39"But know this: if the owner of the house had known at what hour the thief was coming, he would not have let his house be broken into. 40You also must be ready, for the Son of Man is coming at an unexpected hour."

The church's year of grace continues in Luke's gospel. Today's short gospel reading comes to us in three or four sections. We've previously discussed sources; Matthew and Luke both include a lot of Mark – the earliest canonical gospel – in theirs. Luke and Matthew may or may not have drawn upon an additional written source that may or may not actually have existed, though scholars still speculate some about "Q," named from the German word for river, Quelle. Besides those written documents that began as part of the dynamic, ever-changing oral tradition, Luke may have had a document we can label "L" for Luke.

Today's gospel reading opens with Jesus' command not to be afraid and why! Uniquely recorded in Luke's gospel, Jesus then announces the Reign of Heaven, Kingdom of God, Sovereignty of Grace and Love is a gift, a given, not something we need to earn or beg God for. It is not a transaction or an exchange. Gifting us brings pleasure and joy to God!

I asked how people felt about being called a flock (of sheep or birds). Sara mentioned how "All we like sheep have gone astray" in Handel's Messiah includes a wonderfully illustrative musical pattern that wanders all over to demonstrate straying sheep and people.

Each of the gospels has a distinctive emphasis or personality; even the three synoptic gospels that view Jesus' life and ministry in a somewhat similar manner are markedly different. Luke places his solidly within measurable historical time and space. Luke emphasizes women, other marginalized populations, prayer, the Holy Spirit, table fellowship, a reign of heaven that inverts the status quo, levels the economy and everything else about conventional society so everyone becomes social and economic equals; in God's Reign on Earth, everyone has enough, no one has too much or too little, creating an "Upside-Down Kingdom."

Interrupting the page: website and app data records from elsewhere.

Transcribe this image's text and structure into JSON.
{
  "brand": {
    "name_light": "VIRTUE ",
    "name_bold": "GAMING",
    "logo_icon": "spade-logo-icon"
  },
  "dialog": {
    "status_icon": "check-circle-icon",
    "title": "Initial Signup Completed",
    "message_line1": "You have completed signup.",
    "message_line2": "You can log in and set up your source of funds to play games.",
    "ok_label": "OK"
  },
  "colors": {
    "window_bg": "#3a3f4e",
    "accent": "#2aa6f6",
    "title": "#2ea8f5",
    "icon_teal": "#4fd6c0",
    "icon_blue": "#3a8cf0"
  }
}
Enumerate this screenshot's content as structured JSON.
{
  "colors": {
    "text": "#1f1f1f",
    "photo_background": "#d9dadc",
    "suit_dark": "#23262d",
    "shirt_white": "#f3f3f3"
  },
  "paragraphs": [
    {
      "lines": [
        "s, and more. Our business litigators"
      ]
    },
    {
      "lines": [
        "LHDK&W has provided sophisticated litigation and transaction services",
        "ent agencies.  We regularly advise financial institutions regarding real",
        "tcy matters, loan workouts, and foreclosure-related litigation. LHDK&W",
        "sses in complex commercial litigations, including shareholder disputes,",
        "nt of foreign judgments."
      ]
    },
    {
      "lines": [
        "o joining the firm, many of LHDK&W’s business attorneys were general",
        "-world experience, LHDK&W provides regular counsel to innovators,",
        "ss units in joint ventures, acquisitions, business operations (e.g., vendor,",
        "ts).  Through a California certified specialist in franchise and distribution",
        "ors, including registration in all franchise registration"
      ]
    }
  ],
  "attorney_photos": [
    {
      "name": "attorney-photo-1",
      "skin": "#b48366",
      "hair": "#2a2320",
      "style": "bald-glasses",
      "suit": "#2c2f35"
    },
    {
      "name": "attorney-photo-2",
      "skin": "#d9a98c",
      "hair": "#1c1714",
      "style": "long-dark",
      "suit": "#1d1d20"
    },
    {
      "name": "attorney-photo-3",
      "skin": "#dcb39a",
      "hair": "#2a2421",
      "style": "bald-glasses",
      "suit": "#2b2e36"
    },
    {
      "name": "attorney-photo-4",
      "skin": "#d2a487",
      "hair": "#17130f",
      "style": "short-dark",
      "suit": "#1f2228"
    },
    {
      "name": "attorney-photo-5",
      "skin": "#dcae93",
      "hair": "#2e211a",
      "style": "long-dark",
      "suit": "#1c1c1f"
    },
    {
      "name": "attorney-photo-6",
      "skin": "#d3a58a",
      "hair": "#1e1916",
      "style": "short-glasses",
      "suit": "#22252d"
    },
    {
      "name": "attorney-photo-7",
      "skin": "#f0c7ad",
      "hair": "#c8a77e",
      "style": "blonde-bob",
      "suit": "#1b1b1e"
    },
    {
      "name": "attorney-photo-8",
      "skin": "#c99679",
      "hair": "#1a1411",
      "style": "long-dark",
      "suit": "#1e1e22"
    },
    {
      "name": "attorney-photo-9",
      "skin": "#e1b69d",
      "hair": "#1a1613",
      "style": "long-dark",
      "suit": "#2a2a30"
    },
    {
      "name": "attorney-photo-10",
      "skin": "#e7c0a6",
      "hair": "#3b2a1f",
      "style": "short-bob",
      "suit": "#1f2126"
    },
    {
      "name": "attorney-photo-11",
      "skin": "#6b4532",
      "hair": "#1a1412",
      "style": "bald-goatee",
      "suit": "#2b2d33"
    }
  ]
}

Early on in Luke when Mary learns she is pregnant, she remembers Hannah's song that she's likely memorized from a lifetime of exposure to scripture. Based upon Hannah's words, Mary sings her own beautiful prayer of praise and exultation we call the Magnificat, "My soul magnifies the Lord" [Luke 1:46-55]. Mary announces the upcoming reign of Heaven will mean justice and the sufficiency of "shalom" for all. Jesus' first act of public ministry (IPO/initial public offering) in Luke also announces justice and plenty enough for all—the arrival of jubilee justice [Luke 4:16-21].

"Sell your possessions and give alms" isn't about making a guilt-propelled contribution so you'll feel better about having more than many others; it's a concrete action that redistributes money and possessions to help create a common-wealth and evened-out society. It's wonderful to contribute time, money, possessions for a particular cause, and though most of us love to respond generously to specific giving appeals, for Jesus, alms-giving is a way of life.

The heart in Hebrew biology is the seat of the will; heart is not a sentimental, romantic, lacey Victorian, greeting card, floral bouquet warm fuzzy. Jesus begins with treasure (thesaurus, the word we use for a book of word synonyms and antonyms) and then goes on to heart. How we act with our treasures of money, time, and possessions actually changes our attitudes or hearts.

The master serving the slaves at table is very within Luke's emphases that include feasting and dining togetherness; it also coincides with Jesus' identifying himself in the image of the servant God as "one who serves."

The Son of Man/Human One arriving at an unexpected hour? Yes, as Bud suggested, this would include the Second Coming, but even more poignantly it reminds us Jesus' presence always surprises us, happens when we don't expect it, or when we least anticipate it.